- Content for social media platforms: one event can generate a large volume of content that can be snipped and parsed into multiple posts both during and after an event extending the marketing impact of the event.
- Content for annual reports, newsletters, blogs and other in-house publications: there is a constant and ever growing need for content regardless of the type of business you are in. A full set of images or video clips from an event or conference will produce usable portraits, group shots, wide-angled overviews and other graphic elements that designers will use as backdrops, splash pages, details etc. Having a well-organized, trove of owner, rights-cleared images and videos that can be delved into at any time by internal or external designers or content marketers creates huge long-term value for an organization.
- “Thank you” packages for sponsors and speakers: many large events fund all or some of their costs through sponsored elements featured in the event.
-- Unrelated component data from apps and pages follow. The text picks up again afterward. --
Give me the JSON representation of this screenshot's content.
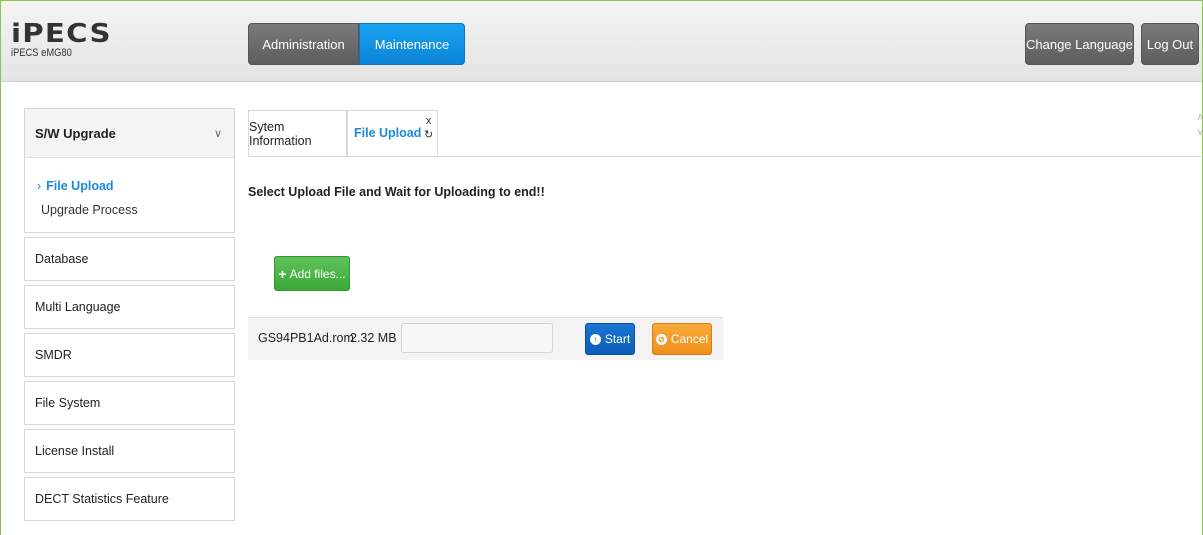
{
  "brand": {
    "logo": "iPECS",
    "subtitle": "iPECS eMG80"
  },
  "nav": {
    "administration": "Administration",
    "maintenance": "Maintenance"
  },
  "header_buttons": {
    "change_language": "Change Language",
    "log_out": "Log Out"
  },
  "sidebar": {
    "group": {
      "title": "S/W Upgrade",
      "items": [
        {
          "label": "File Upload",
          "active": true
        },
        {
          "label": "Upgrade Process",
          "active": false
        }
      ]
    },
    "items": [
      {
        "label": "Database"
      },
      {
        "label": "Multi Language"
      },
      {
        "label": "SMDR"
      },
      {
        "label": "File System"
      },
      {
        "label": "License Install"
      },
      {
        "label": "DECT Statistics Feature"
      }
    ]
  },
  "tabs": [
    {
      "label": "Sytem Information"
    },
    {
      "label": "File Upload",
      "active": true
    }
  ],
  "tab_controls": {
    "close": "x",
    "refresh": "↻"
  },
  "main": {
    "instruction": "Select Upload File and Wait for Uploading to end!!",
    "add_files_label": "Add files...",
    "file": {
      "name": "GS94PB1Ad.rom",
      "size": "2.32 MB",
      "progress": 0
    },
    "start_label": "Start",
    "cancel_label": "Cancel"
  },
  "colors": {
    "accent_blue": "#1a8ad9",
    "maintenance_tab": "#0b84d6",
    "add_button": "#3ba838",
    "start_button": "#0d5db8",
    "cancel_button": "#f0901a"
  }
}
A significant part of the value created from these sponsorships hails from the images generated that can afterwards be shared and distributed with sponsors who will then disseminate them through their own content marketing channels.
So if you’re next job is to “find me someone to cover our event” or you’ve just realized that “Holy s*&! we still need a photographer and videographer for our event next week!” keep these points in mind:
- Do I have enough budget to hire a professional photographer and videographer? If not consider just a photographer as the results have a longer shelf life than video and the cost of acquisition will be lower.
- Do I know what the images and videos are going to be used for? Providing a sense of where the final images and videos go (and ideally matched with examples from previous events) ensures the people you contract with are aligned with your needs and focused on delivering exactly what you require.
- If I am asking for a video do I know how long I want it, what it should include and the kinds of interviews I want conducted? An effective video today is best kept short but structured in such a way to make a point and tell a story. That is easier said than done and often requires at least some kind of script or blocked out sense of what the final video should look like. If you have never done one before ask your videographer for ideas and suggestions.
Hiring freelanced outsourced labour is increasingly how businesses work in the gig economy. Photography and videography are almost exclusively provided for by independent freelance professionals, working alone or in teams, and their services are usually contracted through a direct interaction between themselves and the client. While platforms exist for sourcing photographers and videographers, you are always better off just Googling “event or conference photographer/videographer ______CITY WHERE YOUR EVENT IS BEING HELD_____” and dealing with them directly. You’ll get better service, and usually better pricing. The best approach that yields not just a positive result for the first contract but often leads to developing a lasting business relationship is to be informed about what you need, be honest about how much budget you have and be clear about what you expect to get out of the arrangement.